MFA and RTPA would grant sales tax collection authority to states that are members of the Streamlined Sales and Use Tax Agreement (SSUTA). States, such as California, that do not wish to join the SSUTA could instead choose to adopt a minimum set of simplification requirements that are outlined in the legislation. OSSA, on the other hand, would require states to become a party to a new distribution agreement and participate in establishing a clearinghouse to share sales-tax revenues. States that do not participate in the clearinghouse would face significant restrictions on their ability to collect sales taxes from remote sellers. In addition, OSSA includes specific provisions aimed at encouraging those states without a statewide sales tax (New Hampshire, Oregon, Montana, Alaska, and Delaware) to participate in the clearinghouse.
One major criticism of MFA is that it could leave small businesses vulnerable to multiple audits in every state where goods are shipped. RTPA attempts to relieve this potential burden by strengthening audit protections for small businesses. Specifically, under the Chaffetz proposal, companies that use certified software would only be subject to an audit from their home state or any state where the company has a physical presence. Furthermore, businesses with less than $5 million in gross annual sales would be fully exempt from remote sales tax audits, unless there is a reasonable suspicion that the seller has engaged in intentional misrepresentation or fraud. Under OSSA, only the origin state may audit a seller for remote sales, although the destination state would have the ability to request information.
Small Business Exemption
Both MFA and RTPA include language that would exempt small online retailers from the tax collection requirements. Specifically, MFA would exempt vendors with less than $1 million in annual remote sales, while RTPA would gradually phase out the exemption over a period of four years. In year one, businesses with less than $10 million in gross annual sales would be exempt. By the second year, the threshold would drop to $5 million, and by the third year, only businesses with less than $1 million in gross revenue would be exempt from tax collection requirements. The exemption would be completely phased out by year four. It should be noted that there would be no exemption for products sold over an electronic marketplace, such as eBay or Amazon. OSSA, on the other hand, does not include any sort of small business exemption.

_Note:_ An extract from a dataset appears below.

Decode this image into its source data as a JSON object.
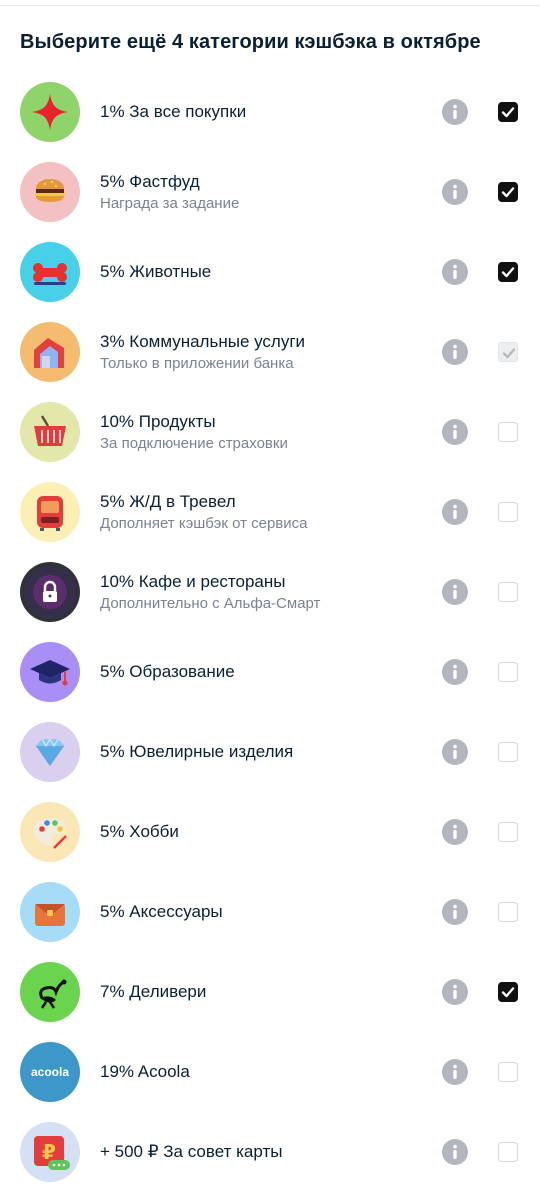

Both MFA and RTPA would require states to provide remote sellers with free software that is capable of determining the proper tax rate in every state and locality. RTPA would go a step further to ensure that the software is capable of electronically collecting and remitting the taxes owed. The legislation also would require states to pay for set-up, installation, and maintenance costs of such software. OSSA does not include any software provisions, as the system is theoretically designed to operate so that no such software would be required.
Each one of the three proposals has its own set of detractors, with the ensuing lack of consensus stalling efforts to advance remote sales tax legislation. For his part, Senate Majority Leader Mitch McConnell (R-KY) has pledged to hold a vote on MFA – or a similar proposal – later this year. It should be noted that the Senate in 2013 approved an earlier iteration of MFA, but the measure was never considered in the House. Therefore, the upper chamber will likely yield to the House this year. While CSAC and other MFA supporters continue to have concerns with the latest Goodlatte proposal, the discussion draft has no doubt breathed new life into this longstanding debate.